Task item » Copy each of the following entries back without change.

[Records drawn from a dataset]
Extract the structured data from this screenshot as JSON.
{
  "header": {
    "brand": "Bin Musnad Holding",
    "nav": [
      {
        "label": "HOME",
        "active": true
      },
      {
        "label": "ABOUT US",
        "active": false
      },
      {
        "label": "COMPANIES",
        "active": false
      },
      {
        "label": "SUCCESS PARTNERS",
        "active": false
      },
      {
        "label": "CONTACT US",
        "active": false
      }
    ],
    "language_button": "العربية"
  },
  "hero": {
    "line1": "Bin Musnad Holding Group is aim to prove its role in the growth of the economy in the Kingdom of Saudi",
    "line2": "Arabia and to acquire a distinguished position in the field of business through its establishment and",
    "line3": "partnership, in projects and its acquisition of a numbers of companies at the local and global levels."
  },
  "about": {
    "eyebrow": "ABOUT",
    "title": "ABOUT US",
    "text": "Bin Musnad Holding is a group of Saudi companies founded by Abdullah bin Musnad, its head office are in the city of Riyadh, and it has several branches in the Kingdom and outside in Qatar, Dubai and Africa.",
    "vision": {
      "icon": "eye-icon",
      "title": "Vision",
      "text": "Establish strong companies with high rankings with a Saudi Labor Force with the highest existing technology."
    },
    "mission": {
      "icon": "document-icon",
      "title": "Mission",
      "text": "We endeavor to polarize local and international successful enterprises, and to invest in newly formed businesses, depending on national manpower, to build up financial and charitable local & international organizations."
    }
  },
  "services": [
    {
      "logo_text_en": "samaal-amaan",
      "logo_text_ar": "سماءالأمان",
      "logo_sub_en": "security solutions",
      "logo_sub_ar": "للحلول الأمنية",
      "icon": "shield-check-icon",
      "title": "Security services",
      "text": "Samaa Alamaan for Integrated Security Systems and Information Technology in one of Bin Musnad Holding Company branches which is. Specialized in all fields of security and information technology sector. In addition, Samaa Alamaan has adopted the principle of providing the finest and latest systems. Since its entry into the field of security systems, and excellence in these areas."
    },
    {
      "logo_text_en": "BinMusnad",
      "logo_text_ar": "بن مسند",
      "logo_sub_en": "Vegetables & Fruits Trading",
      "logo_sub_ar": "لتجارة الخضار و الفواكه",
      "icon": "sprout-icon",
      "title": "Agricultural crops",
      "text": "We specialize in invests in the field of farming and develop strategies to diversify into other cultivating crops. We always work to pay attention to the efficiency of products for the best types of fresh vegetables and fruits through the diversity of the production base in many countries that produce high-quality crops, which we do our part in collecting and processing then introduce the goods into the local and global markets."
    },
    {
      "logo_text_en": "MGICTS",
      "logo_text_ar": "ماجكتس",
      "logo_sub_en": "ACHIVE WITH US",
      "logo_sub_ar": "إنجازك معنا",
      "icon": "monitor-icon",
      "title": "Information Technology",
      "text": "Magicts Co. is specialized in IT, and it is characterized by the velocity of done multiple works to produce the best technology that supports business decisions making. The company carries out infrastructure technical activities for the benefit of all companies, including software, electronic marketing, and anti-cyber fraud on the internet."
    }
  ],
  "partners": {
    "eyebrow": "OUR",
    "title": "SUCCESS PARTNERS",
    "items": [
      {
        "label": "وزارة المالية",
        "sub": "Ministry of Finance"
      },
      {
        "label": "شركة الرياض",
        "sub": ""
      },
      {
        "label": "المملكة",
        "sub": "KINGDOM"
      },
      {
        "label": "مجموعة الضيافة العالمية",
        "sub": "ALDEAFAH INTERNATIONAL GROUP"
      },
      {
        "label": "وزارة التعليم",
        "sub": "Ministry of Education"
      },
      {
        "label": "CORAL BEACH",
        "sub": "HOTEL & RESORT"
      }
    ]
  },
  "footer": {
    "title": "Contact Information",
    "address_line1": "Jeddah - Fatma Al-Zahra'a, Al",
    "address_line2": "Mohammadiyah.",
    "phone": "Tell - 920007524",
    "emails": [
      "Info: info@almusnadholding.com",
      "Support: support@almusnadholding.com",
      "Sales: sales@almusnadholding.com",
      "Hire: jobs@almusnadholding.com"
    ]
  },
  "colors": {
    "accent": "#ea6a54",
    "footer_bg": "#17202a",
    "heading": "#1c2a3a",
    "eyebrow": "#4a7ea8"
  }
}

Output »
Extract the structured data from this screenshot as JSON.
{
  "header": {
    "brand": "Bin Musnad Holding",
    "nav": [
      {
        "label": "HOME",
        "active": true
      },
      {
        "label": "ABOUT US",
        "active": false
      },
      {
        "label": "COMPANIES",
        "active": false
      },
      {
        "label": "SUCCESS PARTNERS",
        "active": false
      },
      {
        "label": "CONTACT US",
        "active": false
      }
    ],
    "language_button": "العربية"
  },
  "hero": {
    "line1": "Bin Musnad Holding Group is aim to prove its role in the growth of the economy in the Kingdom of Saudi",
    "line2": "Arabia and to acquire a distinguished position in the field of business through its establishment and",
    "line3": "partnership, in projects and its acquisition of a numbers of companies at the local and global levels."
  },
  "about": {
    "eyebrow": "ABOUT",
    "title": "ABOUT US",
    "text": "Bin Musnad Holding is a group of Saudi companies founded by Abdullah bin Musnad, its head office are in the city of Riyadh, and it has several branches in the Kingdom and outside in Qatar, Dubai and Africa.",
    "vision": {
      "icon": "eye-icon",
      "title": "Vision",
      "text": "Establish strong companies with high rankings with a Saudi Labor Force with the highest existing technology."
    },
    "mission": {
      "icon": "document-icon",
      "title": "Mission",
      "text": "We endeavor to polarize local and international successful enterprises, and to invest in newly formed businesses, depending on national manpower, to build up financial and charitable local & international organizations."
    }
  },
  "services": [
    {
      "logo_text_en": "samaal-amaan",
      "logo_text_ar": "سماءالأمان",
      "logo_sub_en": "security solutions",
      "logo_sub_ar": "للحلول الأمنية",
      "icon": "shield-check-icon",
      "title": "Security services",
      "text": "Samaa Alamaan for Integrated Security Systems and Information Technology in one of Bin Musnad Holding Company branches which is. Specialized in all fields of security and information technology sector. In addition, Samaa Alamaan has adopted the principle of providing the finest and latest systems. Since its entry into the field of security systems, and excellence in these areas."
    },
    {
      "logo_text_en": "BinMusnad",
      "logo_text_ar": "بن مسند",
      "logo_sub_en": "Vegetables & Fruits Trading",
      "logo_sub_ar": "لتجارة الخضار و الفواكه",
      "icon": "sprout-icon",
      "title": "Agricultural crops",
      "text": "We specialize in invests in the field of farming and develop strategies to diversify into other cultivating crops. We always work to pay attention to the efficiency of products for the best types of fresh vegetables and fruits through the diversity of the production base in many countries that produce high-quality crops, which we do our part in collecting and processing then introduce the goods into the local and global markets."
    },
    {
      "logo_text_en": "MGICTS",
      "logo_text_ar": "ماجكتس",
      "logo_sub_en": "ACHIVE WITH US",
      "logo_sub_ar": "إنجازك معنا",
      "icon": "monitor-icon",
      "title": "Information Technology",
      "text": "Magicts Co. is specialized in IT, and it is characterized by the velocity of done multiple works to produce the best technology that supports business decisions making. The company carries out infrastructure technical activities for the benefit of all companies, including software, electronic marketing, and anti-cyber fraud on the internet."
    }
  ],
  "partners": {
    "eyebrow": "OUR",
    "title": "SUCCESS PARTNERS",
    "items": [
      {
        "label": "وزارة المالية",
        "sub": "Ministry of Finance"
      },
      {
        "label": "شركة الرياض",
        "sub": ""
      },
      {
        "label": "المملكة",
        "sub": "KINGDOM"
      },
      {
        "label": "مجموعة الضيافة العالمية",
        "sub": "ALDEAFAH INTERNATIONAL GROUP"
      },
      {
        "label": "وزارة التعليم",
        "sub": "Ministry of Education"
      },
      {
        "label": "CORAL BEACH",
        "sub": "HOTEL & RESORT"
      }
    ]
  },
  "footer": {
    "title": "Contact Information",
    "address_line1": "Jeddah - Fatma Al-Zahra'a, Al",
    "address_line2": "Mohammadiyah.",
    "phone": "Tell - 920007524",
    "emails": [
      "Info: info@almusnadholding.com",
      "Support: support@almusnadholding.com",
      "Sales: sales@almusnadholding.com",
      "Hire: jobs@almusnadholding.com"
    ]
  },
  "colors": {
    "accent": "#ea6a54",
    "footer_bg": "#17202a",
    "heading": "#1c2a3a",
    "eyebrow": "#4a7ea8"
  }
}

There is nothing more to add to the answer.